▶ Work request
Report every line of the material that contains the string "nStatements".

====

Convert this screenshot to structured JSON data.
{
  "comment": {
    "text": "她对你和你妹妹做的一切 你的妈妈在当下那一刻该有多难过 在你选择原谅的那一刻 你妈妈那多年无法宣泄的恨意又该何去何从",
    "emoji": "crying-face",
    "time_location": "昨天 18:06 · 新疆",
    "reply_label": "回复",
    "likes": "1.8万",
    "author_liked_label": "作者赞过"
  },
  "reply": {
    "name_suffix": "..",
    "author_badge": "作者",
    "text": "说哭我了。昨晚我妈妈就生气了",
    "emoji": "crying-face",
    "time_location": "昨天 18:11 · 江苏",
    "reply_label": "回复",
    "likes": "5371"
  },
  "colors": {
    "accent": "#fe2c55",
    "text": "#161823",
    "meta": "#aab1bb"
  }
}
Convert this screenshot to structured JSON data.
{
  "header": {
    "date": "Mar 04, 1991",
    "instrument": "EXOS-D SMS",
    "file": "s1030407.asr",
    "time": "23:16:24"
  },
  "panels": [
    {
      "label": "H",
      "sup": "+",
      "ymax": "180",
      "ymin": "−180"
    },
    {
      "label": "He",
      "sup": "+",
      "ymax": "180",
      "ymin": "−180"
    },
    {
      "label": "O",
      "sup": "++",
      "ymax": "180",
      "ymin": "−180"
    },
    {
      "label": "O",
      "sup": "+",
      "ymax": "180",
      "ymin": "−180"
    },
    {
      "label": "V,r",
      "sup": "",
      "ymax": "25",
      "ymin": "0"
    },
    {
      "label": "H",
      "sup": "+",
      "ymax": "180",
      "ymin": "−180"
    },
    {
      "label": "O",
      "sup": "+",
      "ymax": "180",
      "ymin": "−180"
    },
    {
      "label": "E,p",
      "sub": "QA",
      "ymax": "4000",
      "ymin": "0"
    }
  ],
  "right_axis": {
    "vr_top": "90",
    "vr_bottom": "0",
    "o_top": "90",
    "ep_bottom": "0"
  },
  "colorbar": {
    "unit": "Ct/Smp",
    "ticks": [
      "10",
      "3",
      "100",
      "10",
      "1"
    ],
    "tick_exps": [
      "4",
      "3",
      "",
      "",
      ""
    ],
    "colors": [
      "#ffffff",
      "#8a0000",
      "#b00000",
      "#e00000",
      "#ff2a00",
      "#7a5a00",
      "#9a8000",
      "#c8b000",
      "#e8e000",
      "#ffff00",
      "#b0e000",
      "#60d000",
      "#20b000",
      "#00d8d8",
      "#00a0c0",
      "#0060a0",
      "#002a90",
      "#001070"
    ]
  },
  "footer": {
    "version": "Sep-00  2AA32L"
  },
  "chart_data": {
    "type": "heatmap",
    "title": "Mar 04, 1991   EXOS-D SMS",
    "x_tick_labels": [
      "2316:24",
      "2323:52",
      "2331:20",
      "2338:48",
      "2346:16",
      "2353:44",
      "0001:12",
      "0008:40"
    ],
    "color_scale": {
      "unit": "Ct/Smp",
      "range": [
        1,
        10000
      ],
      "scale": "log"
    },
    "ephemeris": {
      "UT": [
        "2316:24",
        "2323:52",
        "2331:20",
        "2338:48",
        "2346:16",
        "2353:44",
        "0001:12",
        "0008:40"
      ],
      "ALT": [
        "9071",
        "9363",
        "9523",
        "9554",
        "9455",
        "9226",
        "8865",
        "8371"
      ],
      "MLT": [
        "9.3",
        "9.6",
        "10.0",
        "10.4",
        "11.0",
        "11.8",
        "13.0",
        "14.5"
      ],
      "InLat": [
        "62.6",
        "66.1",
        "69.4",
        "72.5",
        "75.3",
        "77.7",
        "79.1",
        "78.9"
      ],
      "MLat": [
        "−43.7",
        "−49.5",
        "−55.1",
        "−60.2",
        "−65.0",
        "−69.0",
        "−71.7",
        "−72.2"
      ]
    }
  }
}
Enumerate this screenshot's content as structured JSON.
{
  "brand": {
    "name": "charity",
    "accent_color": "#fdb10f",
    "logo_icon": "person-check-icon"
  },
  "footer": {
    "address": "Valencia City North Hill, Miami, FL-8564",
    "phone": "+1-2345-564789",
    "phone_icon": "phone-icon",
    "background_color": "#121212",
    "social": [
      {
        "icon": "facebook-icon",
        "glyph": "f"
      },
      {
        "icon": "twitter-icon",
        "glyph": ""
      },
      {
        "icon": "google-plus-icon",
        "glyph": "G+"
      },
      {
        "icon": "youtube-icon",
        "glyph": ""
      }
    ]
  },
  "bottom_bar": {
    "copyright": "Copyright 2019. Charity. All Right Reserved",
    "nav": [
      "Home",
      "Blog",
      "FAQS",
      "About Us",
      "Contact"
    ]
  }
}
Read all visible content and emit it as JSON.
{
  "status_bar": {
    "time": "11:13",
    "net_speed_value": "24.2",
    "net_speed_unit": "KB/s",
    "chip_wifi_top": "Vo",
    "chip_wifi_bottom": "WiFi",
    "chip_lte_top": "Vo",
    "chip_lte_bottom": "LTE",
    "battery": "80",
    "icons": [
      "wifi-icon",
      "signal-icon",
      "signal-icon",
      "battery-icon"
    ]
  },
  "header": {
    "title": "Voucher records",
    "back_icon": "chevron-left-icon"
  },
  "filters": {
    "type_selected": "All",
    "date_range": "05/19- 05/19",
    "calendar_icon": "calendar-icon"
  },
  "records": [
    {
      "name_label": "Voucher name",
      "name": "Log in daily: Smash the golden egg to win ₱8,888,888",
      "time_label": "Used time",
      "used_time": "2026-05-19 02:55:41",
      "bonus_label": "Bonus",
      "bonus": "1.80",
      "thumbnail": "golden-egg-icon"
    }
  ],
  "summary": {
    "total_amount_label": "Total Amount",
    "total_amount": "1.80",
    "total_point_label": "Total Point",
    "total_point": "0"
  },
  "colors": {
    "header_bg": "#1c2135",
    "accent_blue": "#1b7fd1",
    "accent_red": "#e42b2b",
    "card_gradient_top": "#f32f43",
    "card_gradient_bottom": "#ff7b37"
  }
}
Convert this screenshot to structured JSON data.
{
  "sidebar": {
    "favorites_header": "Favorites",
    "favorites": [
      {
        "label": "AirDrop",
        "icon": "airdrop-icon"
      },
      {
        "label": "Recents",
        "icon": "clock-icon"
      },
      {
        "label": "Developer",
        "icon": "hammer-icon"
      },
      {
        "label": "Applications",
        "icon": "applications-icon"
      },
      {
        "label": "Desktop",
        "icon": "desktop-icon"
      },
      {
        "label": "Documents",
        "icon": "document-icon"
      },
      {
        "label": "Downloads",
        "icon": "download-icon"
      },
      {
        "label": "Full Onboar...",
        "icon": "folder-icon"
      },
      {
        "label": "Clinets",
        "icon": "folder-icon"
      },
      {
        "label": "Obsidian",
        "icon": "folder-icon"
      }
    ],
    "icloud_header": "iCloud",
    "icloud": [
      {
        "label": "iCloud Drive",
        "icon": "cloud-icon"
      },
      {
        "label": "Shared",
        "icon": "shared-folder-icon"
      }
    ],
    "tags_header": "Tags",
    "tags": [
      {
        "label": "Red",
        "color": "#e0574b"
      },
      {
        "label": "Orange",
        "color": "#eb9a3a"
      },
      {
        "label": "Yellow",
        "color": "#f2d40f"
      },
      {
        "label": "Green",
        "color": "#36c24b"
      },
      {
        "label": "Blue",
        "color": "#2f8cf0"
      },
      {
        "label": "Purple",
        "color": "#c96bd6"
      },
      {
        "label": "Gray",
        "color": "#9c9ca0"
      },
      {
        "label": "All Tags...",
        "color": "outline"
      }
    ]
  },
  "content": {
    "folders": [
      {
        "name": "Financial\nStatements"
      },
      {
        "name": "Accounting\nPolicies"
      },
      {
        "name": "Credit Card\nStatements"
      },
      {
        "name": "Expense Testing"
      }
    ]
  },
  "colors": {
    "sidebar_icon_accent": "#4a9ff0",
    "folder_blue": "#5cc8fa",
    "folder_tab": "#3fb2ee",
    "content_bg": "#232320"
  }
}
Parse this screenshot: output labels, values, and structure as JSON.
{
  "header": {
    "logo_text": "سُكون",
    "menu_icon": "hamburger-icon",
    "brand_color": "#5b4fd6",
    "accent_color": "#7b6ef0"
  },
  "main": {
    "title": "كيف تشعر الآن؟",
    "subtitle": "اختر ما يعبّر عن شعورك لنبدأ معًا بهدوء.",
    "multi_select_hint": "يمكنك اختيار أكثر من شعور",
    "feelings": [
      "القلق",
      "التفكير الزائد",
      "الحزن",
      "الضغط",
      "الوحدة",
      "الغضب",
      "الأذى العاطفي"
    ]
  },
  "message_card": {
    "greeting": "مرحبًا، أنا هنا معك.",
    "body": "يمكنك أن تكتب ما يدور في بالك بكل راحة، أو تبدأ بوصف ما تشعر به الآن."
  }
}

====

▶ Exercise output
        "name": "Financial\nStatements"
        "name": "Credit Card\nStatements"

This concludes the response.